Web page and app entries
● ● ● ● ● ● ●
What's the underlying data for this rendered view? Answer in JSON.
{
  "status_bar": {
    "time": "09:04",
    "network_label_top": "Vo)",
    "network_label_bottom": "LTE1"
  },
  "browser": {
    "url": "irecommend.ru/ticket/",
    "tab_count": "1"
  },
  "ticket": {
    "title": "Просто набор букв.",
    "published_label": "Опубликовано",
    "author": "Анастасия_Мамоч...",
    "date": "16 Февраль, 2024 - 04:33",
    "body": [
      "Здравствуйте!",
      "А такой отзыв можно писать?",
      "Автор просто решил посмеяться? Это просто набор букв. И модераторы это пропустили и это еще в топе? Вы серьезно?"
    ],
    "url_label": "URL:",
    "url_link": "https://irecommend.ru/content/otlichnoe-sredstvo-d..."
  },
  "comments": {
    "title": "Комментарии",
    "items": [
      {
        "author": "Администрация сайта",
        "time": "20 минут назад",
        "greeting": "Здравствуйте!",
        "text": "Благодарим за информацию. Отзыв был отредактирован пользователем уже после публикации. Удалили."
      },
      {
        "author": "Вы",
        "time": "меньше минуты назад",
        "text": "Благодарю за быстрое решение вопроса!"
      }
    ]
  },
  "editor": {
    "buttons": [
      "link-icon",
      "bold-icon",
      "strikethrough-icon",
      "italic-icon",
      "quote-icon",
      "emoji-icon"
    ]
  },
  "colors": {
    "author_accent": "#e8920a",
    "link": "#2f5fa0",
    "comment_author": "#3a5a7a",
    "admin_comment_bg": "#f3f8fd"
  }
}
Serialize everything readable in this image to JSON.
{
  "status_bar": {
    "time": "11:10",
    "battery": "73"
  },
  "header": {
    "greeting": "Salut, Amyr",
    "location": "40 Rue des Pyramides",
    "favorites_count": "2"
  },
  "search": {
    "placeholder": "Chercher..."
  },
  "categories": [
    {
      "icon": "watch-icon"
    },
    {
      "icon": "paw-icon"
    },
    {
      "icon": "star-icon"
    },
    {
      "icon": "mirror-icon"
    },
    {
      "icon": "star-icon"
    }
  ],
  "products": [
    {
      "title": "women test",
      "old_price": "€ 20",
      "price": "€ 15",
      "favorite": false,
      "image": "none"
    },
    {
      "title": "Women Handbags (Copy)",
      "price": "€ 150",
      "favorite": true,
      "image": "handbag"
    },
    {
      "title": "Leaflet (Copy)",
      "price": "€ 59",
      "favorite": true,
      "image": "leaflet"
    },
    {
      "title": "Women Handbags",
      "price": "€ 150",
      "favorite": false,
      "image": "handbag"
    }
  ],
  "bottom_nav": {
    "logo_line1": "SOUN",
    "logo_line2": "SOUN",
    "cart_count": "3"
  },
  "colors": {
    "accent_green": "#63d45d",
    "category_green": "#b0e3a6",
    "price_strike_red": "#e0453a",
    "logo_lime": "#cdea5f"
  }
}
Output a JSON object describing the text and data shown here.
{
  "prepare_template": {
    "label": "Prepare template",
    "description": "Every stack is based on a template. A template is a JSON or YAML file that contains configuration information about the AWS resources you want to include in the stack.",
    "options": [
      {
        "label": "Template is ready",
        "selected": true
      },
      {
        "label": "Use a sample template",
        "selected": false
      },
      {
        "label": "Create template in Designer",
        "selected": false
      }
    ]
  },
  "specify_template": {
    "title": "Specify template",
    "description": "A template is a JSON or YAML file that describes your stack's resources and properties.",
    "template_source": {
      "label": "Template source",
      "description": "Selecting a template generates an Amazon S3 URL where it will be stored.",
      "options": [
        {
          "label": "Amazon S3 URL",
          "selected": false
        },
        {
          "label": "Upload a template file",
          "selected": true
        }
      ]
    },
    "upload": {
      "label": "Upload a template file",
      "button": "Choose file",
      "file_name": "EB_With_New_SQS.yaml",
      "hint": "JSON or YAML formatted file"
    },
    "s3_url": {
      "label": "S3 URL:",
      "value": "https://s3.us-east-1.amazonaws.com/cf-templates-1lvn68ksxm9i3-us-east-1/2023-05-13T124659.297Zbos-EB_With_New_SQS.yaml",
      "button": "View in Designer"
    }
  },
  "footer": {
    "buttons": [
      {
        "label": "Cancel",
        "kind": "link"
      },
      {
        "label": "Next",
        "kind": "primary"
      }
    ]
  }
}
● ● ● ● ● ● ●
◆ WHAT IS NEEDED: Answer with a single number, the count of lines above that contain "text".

◆ TASK ANSWER: 3